Legend has it that a young assistant candymaker chez Monsieur Papillot in Lyon back in the late 17th century was inspired to slip love notes inside his confections as a way of gaining favour with the boss’s niece, who worked on the upper floor.

The fate of the hapless fellow is contested: some have it that he married his sweetheart (a happy pun if ever there was one), others claim that he was sent packing by Monsieur Papillot, who wisely retained the young man’s clever idea.

I cannot help but suspect a marketing mind at work somewhere in that story: ‘papillot’ plays upon papille, or papilles gustatives which mean taste buds in French. And to wrap and cook food en papillote is a longstanding cooking tradition. Peu importe, the ending is inevitably a happy one.

I open the cellophane bag and an unmistakable bittersweet fragrance wafts out: le chocolat. Could there be a headier elixir? I plunge my hand deep into the bag and pull out one of the tasselled wrappers, holding it up to the light. “Ganache” it says. Ha! It will be a good day indeed. With a gentle twist I pop the shiny wrapping to reveal the inner, waxen one, upon which is written my fate.

“Forgiveness, tolerance and wisdom are the language of the strong.” Hardly a love note, but this year the chocolate-maker, Révillon, has decided to go all dark on us, packing up the papillotes with African proverbs.

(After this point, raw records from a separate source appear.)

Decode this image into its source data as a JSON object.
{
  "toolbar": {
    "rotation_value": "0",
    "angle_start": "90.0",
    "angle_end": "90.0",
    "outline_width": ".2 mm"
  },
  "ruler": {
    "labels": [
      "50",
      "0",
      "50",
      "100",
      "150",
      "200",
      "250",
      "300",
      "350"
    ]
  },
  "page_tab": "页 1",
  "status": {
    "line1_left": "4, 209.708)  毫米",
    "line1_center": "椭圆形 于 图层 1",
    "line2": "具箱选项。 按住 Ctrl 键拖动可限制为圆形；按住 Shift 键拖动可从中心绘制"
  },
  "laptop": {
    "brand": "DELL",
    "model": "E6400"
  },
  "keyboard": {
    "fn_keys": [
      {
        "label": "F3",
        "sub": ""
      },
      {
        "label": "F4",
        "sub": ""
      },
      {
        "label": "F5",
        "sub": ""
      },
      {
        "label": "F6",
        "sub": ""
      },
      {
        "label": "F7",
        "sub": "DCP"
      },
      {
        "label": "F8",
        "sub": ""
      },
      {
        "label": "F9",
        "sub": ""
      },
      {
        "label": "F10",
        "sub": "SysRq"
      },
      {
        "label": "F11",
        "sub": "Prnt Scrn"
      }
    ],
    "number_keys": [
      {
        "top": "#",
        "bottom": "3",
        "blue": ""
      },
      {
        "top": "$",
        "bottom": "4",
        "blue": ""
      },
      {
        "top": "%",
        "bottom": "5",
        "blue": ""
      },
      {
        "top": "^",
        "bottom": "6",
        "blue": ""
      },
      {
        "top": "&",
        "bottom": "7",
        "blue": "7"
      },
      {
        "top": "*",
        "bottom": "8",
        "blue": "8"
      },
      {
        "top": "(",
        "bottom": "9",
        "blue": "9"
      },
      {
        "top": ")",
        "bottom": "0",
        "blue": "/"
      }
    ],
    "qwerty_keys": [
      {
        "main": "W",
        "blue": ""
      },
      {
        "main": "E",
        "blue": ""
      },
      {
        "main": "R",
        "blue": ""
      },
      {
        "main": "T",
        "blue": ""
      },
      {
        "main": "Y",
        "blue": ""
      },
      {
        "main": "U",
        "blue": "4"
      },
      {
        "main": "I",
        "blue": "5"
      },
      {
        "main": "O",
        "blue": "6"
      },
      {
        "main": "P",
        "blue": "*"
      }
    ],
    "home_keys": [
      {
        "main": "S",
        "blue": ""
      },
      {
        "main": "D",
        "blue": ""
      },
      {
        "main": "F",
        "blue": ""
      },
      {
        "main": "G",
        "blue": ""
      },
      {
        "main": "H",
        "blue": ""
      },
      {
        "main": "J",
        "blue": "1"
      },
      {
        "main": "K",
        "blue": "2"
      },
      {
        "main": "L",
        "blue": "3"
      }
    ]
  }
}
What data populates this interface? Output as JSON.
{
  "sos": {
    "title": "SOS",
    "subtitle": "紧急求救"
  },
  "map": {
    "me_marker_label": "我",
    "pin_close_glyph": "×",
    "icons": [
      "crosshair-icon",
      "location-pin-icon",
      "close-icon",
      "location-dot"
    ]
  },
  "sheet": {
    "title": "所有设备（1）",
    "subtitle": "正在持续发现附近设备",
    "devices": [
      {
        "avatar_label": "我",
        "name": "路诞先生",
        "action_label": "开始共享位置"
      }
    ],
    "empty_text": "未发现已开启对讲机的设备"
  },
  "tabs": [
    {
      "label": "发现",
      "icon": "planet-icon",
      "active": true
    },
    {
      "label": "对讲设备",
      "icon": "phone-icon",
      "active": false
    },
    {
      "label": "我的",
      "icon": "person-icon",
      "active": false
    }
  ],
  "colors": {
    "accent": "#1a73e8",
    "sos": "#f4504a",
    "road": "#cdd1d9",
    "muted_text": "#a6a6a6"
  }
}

I bite into the deep, dark secret that is my daily advent ritual and decide that forgiveness is in order.

Have you ever enjoyed a papillote? What is your favourite way to eat chocolate?

 

 

 

La gourmandise

IMG_2715Among the desires that define the French, la gourmandise is perhaps the most universal.

It is not greed, exactly, although in excess it can be. Nor is it gluttony, although it is considered as one of the seven deadly sins. La gourmandise is the appreciation and enjoyment of good food. It is appetite. It is life itself.

Sometimes you will meet someone who says, “Je ne suis pas très gourmand.” Do not trust such people. They are either fibbing or deviants of some kind. For what is the appreciation of taste and texture, fragrance and flavour, if not a healthy enjoyment of life?

As we enter this month of indulgence, of chocolate and caramel, foie gras and fleur de sel, let us truly savour each treat we bestow upon ourselves and each other. To me that is the best part of this culture and this time of year. It is taking the time and trouble to prepare something that satisfies, whether in the freshness of its ingredients, the depth of its flavours, the originality of its presentation or simply the timeliness of its offering.

‘Gourmandise’ means different things to different people. To some it is spontaneously enjoying a crêpe at the Christmas market, to others a cornet of marrons chauds (hot chestnuts). Some prefer to be seated at table to enjoy finely flavoured macarons. Still others care little for sweets but let themselves go on the savoury – the cheese course, creamy or pungent, with ample chunks of baguette and two or three glasses of red.

Whatever it is, I say enjoy it. Pleasure is what counts, not calories or even cost. Treat yourself and savour the moment, but whatever you do, do it with gusto.

What is your favourite gourmandise? If you’re looking for inspiration, check out my top 100 things to enjoy in France and let me know what catches your fancy.